With a Joe Biden presidency in the offing, unless the Kraken or the Almighty intervenes (or both), it is helpful to know what are America’s most tax-friendly states.
The nonpartisan Tax Foundation has ranked ordered states based on individual income taxes.
“States with a perfect score on the individual income tax component (Alaska, Florida, South Dakota, and Wyoming) have no individual income tax and no payroll taxes besides the unemployment insurance tax,” the Foundation reported.
— Tax Foundation (@TaxFoundation) November 23, 2020
“States that score well on the Index’s individual income tax component usually have a flat, low-rate income tax with few deductions and exemptions,” the group added.
Some in the next highest tier below the perfect score include Nevada, Texas, Washington, Tennessee and New Hampshire.
States that score poorly in the index “tend to have high tax rates and very progressive bracket structures.”
The poorest rated states were New Jersey, California, New York, Hawaii and Minnesota.

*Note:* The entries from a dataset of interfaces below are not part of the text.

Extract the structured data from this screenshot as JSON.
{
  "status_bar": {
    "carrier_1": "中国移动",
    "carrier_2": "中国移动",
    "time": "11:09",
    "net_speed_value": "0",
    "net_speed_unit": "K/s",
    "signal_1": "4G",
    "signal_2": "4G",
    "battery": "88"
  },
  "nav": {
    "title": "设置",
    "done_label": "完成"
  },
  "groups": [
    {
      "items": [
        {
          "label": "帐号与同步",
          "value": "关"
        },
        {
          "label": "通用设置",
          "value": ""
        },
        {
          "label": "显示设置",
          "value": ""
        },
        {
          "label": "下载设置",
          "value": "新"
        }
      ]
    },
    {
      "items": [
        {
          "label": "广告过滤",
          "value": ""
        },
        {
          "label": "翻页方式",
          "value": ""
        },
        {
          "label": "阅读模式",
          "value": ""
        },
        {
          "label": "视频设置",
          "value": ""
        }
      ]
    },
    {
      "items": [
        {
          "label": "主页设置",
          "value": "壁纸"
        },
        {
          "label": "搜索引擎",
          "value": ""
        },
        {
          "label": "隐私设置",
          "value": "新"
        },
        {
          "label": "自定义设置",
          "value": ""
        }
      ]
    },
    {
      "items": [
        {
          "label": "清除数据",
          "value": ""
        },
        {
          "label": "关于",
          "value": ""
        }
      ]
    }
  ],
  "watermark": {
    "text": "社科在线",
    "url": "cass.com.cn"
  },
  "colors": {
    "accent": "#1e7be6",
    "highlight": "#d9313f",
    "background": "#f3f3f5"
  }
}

The Tax Foundation has created an interactive map to examine where states rank in terms of taxes overall, as well as their corporate taxes, individual taxes, sales taxes, and property taxes.

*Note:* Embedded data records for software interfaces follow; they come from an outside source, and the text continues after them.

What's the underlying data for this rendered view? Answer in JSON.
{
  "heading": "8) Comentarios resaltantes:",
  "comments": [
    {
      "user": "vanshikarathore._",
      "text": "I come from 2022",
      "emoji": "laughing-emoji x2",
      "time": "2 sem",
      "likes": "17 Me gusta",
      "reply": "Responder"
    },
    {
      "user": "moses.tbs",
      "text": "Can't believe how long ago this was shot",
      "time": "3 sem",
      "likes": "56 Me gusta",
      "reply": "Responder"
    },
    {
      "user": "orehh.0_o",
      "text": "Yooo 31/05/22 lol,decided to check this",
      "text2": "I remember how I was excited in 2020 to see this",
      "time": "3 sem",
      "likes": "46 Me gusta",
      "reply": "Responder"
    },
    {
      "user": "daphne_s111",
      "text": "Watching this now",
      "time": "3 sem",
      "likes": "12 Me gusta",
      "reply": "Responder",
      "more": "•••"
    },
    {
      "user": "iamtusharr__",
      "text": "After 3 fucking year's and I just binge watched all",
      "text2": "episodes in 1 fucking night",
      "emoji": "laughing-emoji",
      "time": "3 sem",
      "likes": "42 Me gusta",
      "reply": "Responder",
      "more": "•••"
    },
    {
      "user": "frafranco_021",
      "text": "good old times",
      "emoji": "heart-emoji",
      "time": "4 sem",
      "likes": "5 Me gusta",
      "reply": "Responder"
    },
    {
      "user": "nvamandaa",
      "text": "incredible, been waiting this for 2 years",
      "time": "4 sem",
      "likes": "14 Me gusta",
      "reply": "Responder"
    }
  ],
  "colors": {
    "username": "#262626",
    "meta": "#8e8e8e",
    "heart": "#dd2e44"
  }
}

Rapper 50 Cent proclaimed last month that he would be voting to re-elect President Donald Trump, citing the high tax rates that former Vice President Joe Biden seeks to impose.
He later backpedaled after receiving some blowback.

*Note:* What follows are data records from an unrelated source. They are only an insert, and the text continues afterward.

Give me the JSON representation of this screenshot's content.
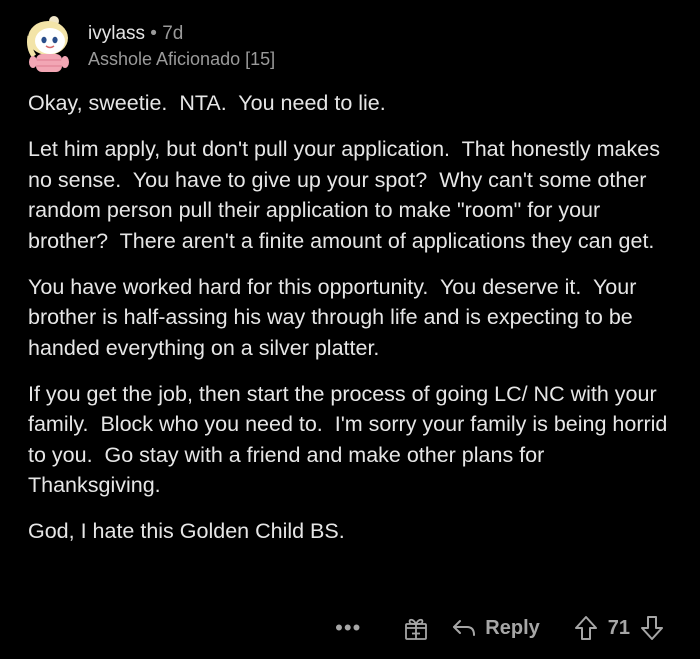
{
  "comment": {
    "username": "ivylass",
    "separator": "•",
    "age": "7d",
    "flair": "Asshole Aficionado [15]",
    "paragraphs": [
      "Okay, sweetie.  NTA.  You need to lie.",
      "Let him apply, but don't pull your application.  That honestly makes no sense.  You have to give up your spot?  Why can't some other random person pull their application to make \"room\" for your brother?  There aren't a finite amount of applications they can get.",
      "You have worked hard for this opportunity.  You deserve it.  Your brother is half-assing his way through life and is expecting to be handed everything on a silver platter.",
      "If you get the job, then start the process of going LC/ NC with your family.  Block who you need to.  I'm sorry your family is being horrid to you.  Go stay with a friend and make other plans for Thanksgiving.",
      "God, I hate this Golden Child BS."
    ]
  },
  "actions": {
    "more_label": "•••",
    "reply_label": "Reply",
    "score": "71"
  },
  "icons": {
    "avatar": "snoo-avatar-icon",
    "more": "more-options-icon",
    "award": "gift-award-icon",
    "reply": "reply-arrow-icon",
    "upvote": "upvote-arrow-icon",
    "downvote": "downvote-arrow-icon"
  },
  "colors": {
    "background": "#000000",
    "text": "#e6e6e6",
    "muted": "#9a9a9a",
    "action": "#a6a6a6"
  }
}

50 Cent’s original endorsement of Trump had come after learning he would be paying a combined 62 percent marginal personal income tax rate as a New York resident under the proposed Biden tax plan.
Trump made four very un-Barack Obama-like moves upon taking office in January 2017: He cut government regulations on businesses more than any president in U.S. history; he signed tax cuts for businesses and individuals into law; he promoted domestic energy production; and he negotiated new pro-American trade deals.
The results speak for themselves.
The GDP grew at 1.7 percent during Obama’s final year in office in 2016. During Trump’s first year in office, the rate was 2.3 percent and up to 3 percent in 2018.
Meanwhile, the unemployment rate dropped to 3.5 percent, a 50-year low, prior to the COVID pandemic.
The day after Trump’s election in 2016, the Dow Jones Industrial Average spiked over 250 points, closing at a record high of 18,589.
On Tuesday, the market closed at a record 30,046.
— GOP (@GOP) November 24, 2020
“We’ve never broken 30,000 and that’s despite everything that’s taken place with the pandemic,” Trump said in response.
Here’s hoping the Republicans keep the Senate and block any attempt to repeal the Trump tax cuts.
At the same time, the low tax states offer people even more freedom to live the American dream.